I loved this memoir. This was an illuminating Father / Daughter story, unique in its setting, and the fact that Alysia was raised by her single, gay father in San Francisco in the ’70’s and ’80’s. Maybe it’s my current orientation, but what I really took away from this book was the sense of motherless-ness (if that is even a word). This memoir was written with so much self-awareness. Abbott took twenty years to distill what was going on during her upbringing and her father’s death. Her willingness to admit the conflict of emotions she experienced as a young woman was honest and brilliant. Her father comes across as brilliant, caring, loving, and human. When I picked this book up, I couldn’t imagine the family dynamic described on the back cover, but after finishing it I felt connected and so appreciative this memoir was written.
In THESE WOMEN, Ivy Pochoda paints a gritty portrait of South Central LA. A serial killer is on the loose but ‘these women’ aren’t heard, aren’t listened to, are dismissed as not mattering. I loved this novel for its voices. Pochoda is a master at elevating what is base and primal, and in some lights ugly, to hollowed ground. She gives true humanity to all her characters. Employing the points of view of various women: prostitutes, dancers, artists, mothers and law enforcement, Pochoda weaves a mystery that not only had me turning the page, but dwelling on lines of prose. Precise, tough, and unyielding, the language illuminated an under-represented and misunderstood sector of the female experience, and in so doing, likened ‘these women’s’ struggles to those of us all.
This is a very honest and poignant memoir about Dani Shapiro’s search for a spiritual anchor. It combines so many facets of life, however, weaving a tapestry of experience and rumination that I found extremely relatable. I devoured this book and highly recommend.
Wow. This was really an interesting book. It is intellectually rigorous as well as original, thoughtful, observant and timely. The points of view (3 I believe) tell stories that overlap, repeat and advance and retreat in time.
The story of Sarah and David in the beginning is a cutting description of high school – for kids highly talented in the arts. The conflict isn’t immediately set up, but by the second section this work of art becomes one that really engages the reader in thought. I highly recommend.
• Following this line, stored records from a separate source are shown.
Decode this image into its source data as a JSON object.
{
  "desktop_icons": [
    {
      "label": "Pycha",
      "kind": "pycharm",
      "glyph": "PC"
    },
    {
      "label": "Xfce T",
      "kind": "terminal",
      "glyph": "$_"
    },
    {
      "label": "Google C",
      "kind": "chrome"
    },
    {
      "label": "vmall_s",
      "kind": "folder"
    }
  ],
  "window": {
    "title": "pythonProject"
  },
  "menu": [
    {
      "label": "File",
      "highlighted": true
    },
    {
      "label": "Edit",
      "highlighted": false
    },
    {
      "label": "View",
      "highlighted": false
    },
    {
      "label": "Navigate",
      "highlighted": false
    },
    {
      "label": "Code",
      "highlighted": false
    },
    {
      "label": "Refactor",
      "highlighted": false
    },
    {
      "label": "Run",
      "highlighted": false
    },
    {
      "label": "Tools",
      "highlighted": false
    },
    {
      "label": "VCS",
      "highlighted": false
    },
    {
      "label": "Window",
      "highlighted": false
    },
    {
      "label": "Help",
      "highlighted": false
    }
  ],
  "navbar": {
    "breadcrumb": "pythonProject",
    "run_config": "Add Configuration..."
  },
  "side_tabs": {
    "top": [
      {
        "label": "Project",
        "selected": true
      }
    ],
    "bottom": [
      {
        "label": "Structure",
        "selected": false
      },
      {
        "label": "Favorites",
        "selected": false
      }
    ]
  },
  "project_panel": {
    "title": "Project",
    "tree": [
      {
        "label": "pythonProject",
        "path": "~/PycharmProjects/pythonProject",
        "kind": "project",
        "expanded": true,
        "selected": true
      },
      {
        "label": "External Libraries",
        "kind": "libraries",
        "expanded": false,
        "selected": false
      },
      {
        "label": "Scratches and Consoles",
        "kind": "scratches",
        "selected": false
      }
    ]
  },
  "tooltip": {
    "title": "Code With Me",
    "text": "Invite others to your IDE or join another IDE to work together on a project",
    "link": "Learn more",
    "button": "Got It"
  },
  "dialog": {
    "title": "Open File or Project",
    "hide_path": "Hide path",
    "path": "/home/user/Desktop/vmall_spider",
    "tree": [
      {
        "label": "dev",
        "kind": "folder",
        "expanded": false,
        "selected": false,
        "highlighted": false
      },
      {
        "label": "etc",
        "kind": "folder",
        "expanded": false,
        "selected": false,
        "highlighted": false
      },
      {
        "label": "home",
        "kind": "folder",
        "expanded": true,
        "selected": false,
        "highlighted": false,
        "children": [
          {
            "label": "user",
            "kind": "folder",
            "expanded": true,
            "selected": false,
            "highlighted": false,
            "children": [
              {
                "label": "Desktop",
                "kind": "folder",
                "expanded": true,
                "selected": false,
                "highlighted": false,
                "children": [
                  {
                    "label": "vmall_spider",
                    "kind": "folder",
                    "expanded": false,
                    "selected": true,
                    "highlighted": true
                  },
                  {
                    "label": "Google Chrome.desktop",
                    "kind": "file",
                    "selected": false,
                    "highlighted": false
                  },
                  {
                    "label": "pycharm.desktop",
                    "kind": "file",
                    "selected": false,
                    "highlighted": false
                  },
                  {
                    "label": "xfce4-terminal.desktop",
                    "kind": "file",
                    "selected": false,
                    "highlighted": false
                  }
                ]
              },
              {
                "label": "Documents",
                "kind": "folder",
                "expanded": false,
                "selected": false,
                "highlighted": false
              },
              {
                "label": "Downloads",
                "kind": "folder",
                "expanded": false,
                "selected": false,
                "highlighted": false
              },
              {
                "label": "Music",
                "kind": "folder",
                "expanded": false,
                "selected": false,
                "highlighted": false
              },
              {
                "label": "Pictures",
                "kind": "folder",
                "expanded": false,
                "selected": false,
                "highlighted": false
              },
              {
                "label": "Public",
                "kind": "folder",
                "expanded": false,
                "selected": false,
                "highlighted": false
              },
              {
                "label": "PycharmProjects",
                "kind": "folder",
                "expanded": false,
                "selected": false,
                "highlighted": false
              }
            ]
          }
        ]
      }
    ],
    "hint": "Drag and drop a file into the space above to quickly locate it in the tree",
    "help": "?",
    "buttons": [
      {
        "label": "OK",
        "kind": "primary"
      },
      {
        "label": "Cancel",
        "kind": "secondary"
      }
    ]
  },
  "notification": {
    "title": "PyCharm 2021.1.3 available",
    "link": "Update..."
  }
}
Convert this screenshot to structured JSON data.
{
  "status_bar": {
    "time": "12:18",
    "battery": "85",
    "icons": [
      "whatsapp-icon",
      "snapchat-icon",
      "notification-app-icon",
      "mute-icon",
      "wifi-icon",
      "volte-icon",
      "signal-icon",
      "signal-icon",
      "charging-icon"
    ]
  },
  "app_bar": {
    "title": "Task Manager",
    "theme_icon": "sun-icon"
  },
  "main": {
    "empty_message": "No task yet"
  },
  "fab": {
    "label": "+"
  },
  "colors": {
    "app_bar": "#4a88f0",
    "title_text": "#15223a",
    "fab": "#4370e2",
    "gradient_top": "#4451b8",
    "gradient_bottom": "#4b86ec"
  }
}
This was a great look into a troubled family, told from the point of view of multiple characters and across a broad spectrum of time. I was drawn to reading it as it was Attenberg’s break-out novel and I just recently discovered her work when I recently picked up “All This Could be Yours.” She is really obsessed by the theme of sharply divided family and how the vitriol that grows inside the eldest generation infects the younger. Attenberg’s language and observations are cutting and at the same time humorous. I also enjoy her inspecting the Jewish family under a microscope, since as a people, they self-identify as being shaped by memory and tradition. In the Middlesteins the rupture in relationships is heartbreaking to watch, but there is redemption in allegiances that are unexpected.